Savannah’s face twisted with envy and recognition. She saw us last night. I know she did. I rolled my eyes and tried my best not to make eye contact with her. But despite turning around, I could feel the heat of her stare on the back of my neck.
“Someone’s jealous,” Julian said.
“The infamous Alexis-Eddie-Savannah love triangle,” Dawn chimed in.
“It’s not a love triangle when you take me out of the equation.” From the moment I started dating Eddie sophomore year, Savannah held a grudge against me. It’s understandable, she dated him first, but after so many years you’d think she’d be over him. But then again, it didn’t help Eddie ran back to her every time we broke up. Over the summer when we got back together, I found out Eddie was cheating on me with Savannah, so I ended things with him.
“Do you think Mayor Dixon knows her daughter is hooking up with an angel?” Julian asked.
“What?” Dawn perked up. She was so busy with her new boy-toy we forgot to tell her about Savannah.
“She was at Eve’s Paradise last night,” Julian told her.
“No way! Little Miss Sunshine with Mayor Dixon’s sworn enemies?” Dawn gasped. “That’s juicy gossip waiting to be spilled.”

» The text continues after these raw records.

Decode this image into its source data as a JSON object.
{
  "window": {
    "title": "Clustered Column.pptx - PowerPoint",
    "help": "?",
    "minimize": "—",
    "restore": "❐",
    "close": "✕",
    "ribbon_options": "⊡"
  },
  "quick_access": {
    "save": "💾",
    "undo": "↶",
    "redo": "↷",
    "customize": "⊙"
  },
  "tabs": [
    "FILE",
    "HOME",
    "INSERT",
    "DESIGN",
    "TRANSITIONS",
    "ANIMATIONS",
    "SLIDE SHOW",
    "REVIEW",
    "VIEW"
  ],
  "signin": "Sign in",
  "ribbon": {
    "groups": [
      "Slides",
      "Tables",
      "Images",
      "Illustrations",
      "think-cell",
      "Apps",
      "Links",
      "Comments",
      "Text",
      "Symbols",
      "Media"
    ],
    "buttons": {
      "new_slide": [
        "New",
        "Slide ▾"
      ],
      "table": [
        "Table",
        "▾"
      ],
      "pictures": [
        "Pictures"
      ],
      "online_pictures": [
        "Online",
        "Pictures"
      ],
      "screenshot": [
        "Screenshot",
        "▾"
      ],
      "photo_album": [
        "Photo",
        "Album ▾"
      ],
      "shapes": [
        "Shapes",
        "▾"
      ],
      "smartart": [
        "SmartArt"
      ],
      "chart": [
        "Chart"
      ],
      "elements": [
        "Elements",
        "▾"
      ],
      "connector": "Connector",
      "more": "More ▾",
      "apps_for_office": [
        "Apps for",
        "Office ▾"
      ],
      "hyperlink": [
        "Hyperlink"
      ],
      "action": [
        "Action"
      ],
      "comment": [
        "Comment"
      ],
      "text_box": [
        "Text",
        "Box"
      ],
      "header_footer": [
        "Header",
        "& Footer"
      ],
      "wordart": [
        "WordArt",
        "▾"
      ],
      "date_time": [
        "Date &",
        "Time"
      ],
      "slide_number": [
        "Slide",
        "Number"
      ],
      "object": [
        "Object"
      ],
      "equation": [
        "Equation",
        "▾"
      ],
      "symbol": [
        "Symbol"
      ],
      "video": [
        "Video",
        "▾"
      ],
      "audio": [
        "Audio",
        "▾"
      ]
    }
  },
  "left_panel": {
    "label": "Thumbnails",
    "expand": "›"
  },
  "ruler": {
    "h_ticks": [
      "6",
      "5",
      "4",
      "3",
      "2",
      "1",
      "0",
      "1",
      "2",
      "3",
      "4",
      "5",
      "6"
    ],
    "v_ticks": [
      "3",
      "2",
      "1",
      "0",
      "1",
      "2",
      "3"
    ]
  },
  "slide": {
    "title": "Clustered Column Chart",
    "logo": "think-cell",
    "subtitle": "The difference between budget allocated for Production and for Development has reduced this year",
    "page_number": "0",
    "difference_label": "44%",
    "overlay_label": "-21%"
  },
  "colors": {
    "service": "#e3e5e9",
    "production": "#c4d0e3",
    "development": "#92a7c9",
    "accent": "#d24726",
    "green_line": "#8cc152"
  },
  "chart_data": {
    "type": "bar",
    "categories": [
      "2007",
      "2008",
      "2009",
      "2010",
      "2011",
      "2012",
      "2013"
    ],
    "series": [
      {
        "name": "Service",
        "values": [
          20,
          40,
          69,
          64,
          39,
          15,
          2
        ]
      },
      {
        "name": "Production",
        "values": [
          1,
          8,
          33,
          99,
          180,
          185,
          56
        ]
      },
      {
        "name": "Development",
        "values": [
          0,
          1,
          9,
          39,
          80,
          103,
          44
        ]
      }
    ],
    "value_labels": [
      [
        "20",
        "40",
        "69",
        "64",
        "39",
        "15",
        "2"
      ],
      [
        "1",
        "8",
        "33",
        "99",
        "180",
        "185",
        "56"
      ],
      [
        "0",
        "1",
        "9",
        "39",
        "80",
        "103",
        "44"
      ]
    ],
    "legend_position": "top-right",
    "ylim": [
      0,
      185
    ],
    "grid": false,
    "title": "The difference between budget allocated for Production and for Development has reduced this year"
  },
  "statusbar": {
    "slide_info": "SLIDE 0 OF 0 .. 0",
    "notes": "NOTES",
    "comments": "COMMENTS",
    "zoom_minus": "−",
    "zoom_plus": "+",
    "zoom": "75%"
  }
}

“No,” I said in a commanding voice. “Let’s keep this to ourselves until Savannah provokes one of us. Then we spill the beans.”
Dawn groaned. “You always take the fun out of everything.”
“Someone has to be the voice of reason,” I sneered.
“So, what are we doing tonight for your birthday?” Julian changed the subject.
“I’ve got a hot date with my TV and pajamas,” I said jamming my book inside my locker.
“I say we go back to Eve’s Paradise,” Dawn suggested.
“For what?” Julian cocked his head to one side. “So you can ignore us all night while you play tongue twister with Dylan?”
“Yes!” Dawn clapped her hands in delight.
I didn’t want to go back to Eve’s Paradise. The nightclub was a haven for young girls who wanted to meet angels. It’s where my sister met the angel who impregnated her. And I wasn’t in the mood to party. I was so tired from last night, I didn’t know how I was getting through school today.
“Yeah, there’s no way I’m going,” I said.
“Quit being lame and live a little—on the dark side.” Dawn lowered her voice as she said the last words in an attempt to sound dark and mysterious.
“I live. I snuck out last night didn’t I?” I argued.
“Dancing with the tight body of an angel sounds like way more fun.” Dawn danced around Julian, shaking her behind on his.
“Oh girl, you’re barking up the wrong tree.” Julian shooed Dawn away as he took another sip of his coffee.
“You guys have fun getting groped.” I shut my locker and walked away. “You can tell me all about it tomorrow.” I waved a hand goodbye as I turned the corner to my first class